AAPG Annual Convention and Exhibition

Datapages, Inc.Print this page

Geometry, Trap Configuration and Production Characteristics of Mississippian Porous Chert Reservoirs in Ice Cream Cone Structures of Foraker Field, Osage County, Oklahoma

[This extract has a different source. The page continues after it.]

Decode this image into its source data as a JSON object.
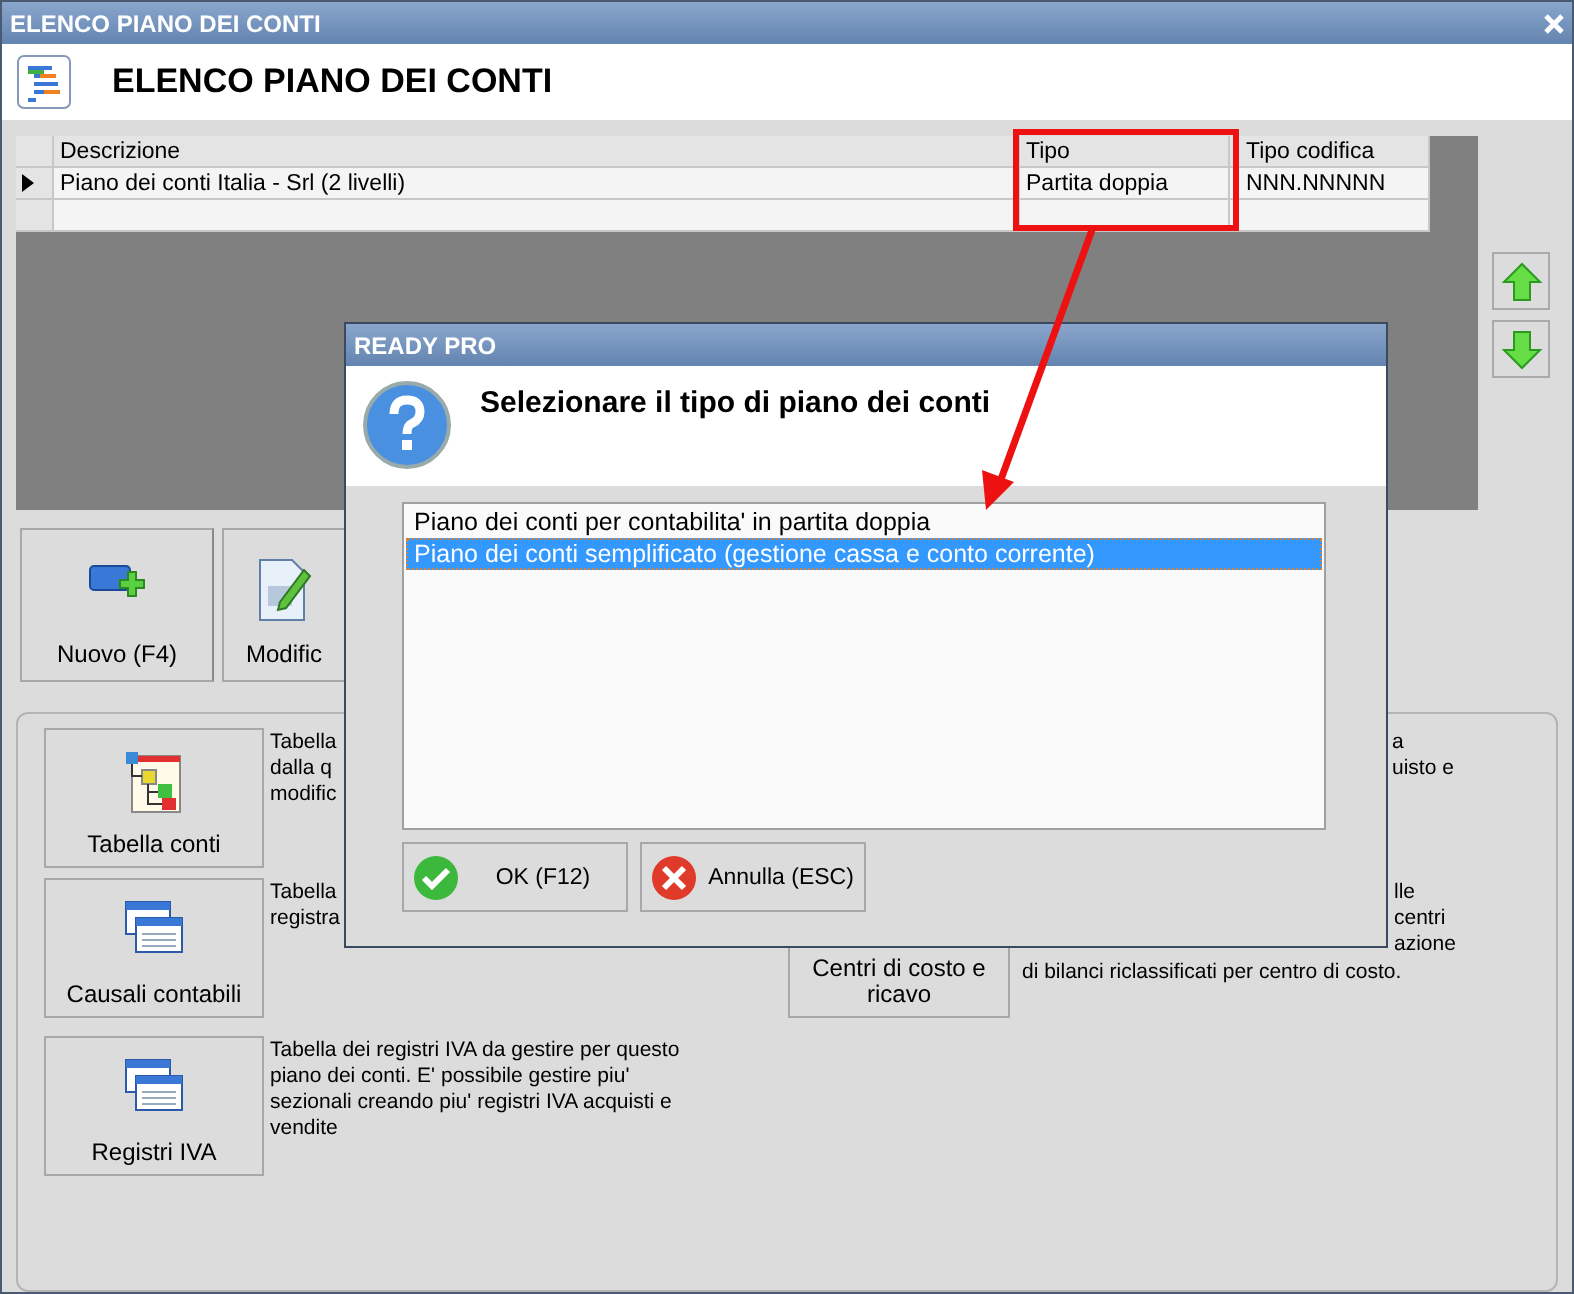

Deep basement-involved structures govern the architecture of production in Mississippian reservoirs of northeastern Oklahoma. Linear buttresses such as the Nemaha Ridge and White Tail system frame a trend of NNE/SSW and NW/SE intersecting faults. Conventional traps align along these features and are genetically related to reverse faulting and associated pop-up structures. Sandwiched between two such faults, the overall geometry of the Foraker Field resembles nothing so much as a sugar cone, with the porous chert reservoirs of the Mississippian draped over the top and dripping off the sides. Reservoir development is also genetically related to these features, as it is apparently associated with granite-derived fluids moving laterally and vertically through the brittle siliceous carbonate section from source kitchens to oil fields to ore deposits to surface oil deposits. As these fluids moved vertically along the basement related faults, they intersected porous lenses of the Osagean section, including but not limited to the meteorically altered layers at the top of the section commonly referred to as the Mississippian Chat. These layers were further altered to porous and brittle chert fabrics. Subordinate faulting acts to either compartmentalize or breach traps. Dense drilling in the field allows for reservoir quality and thickness to be roughly correlated to seismic expression. While single well production data from Foraker Field are limited, available test information has been used to calibrate this seismic expression. Current drilling in the field will test the hypothesis that seismic attribute analysis convolved with structural position provides a tool that can be used to maximize infill drilling opportunities and to explore for un-drilled analogs in adjacent areas.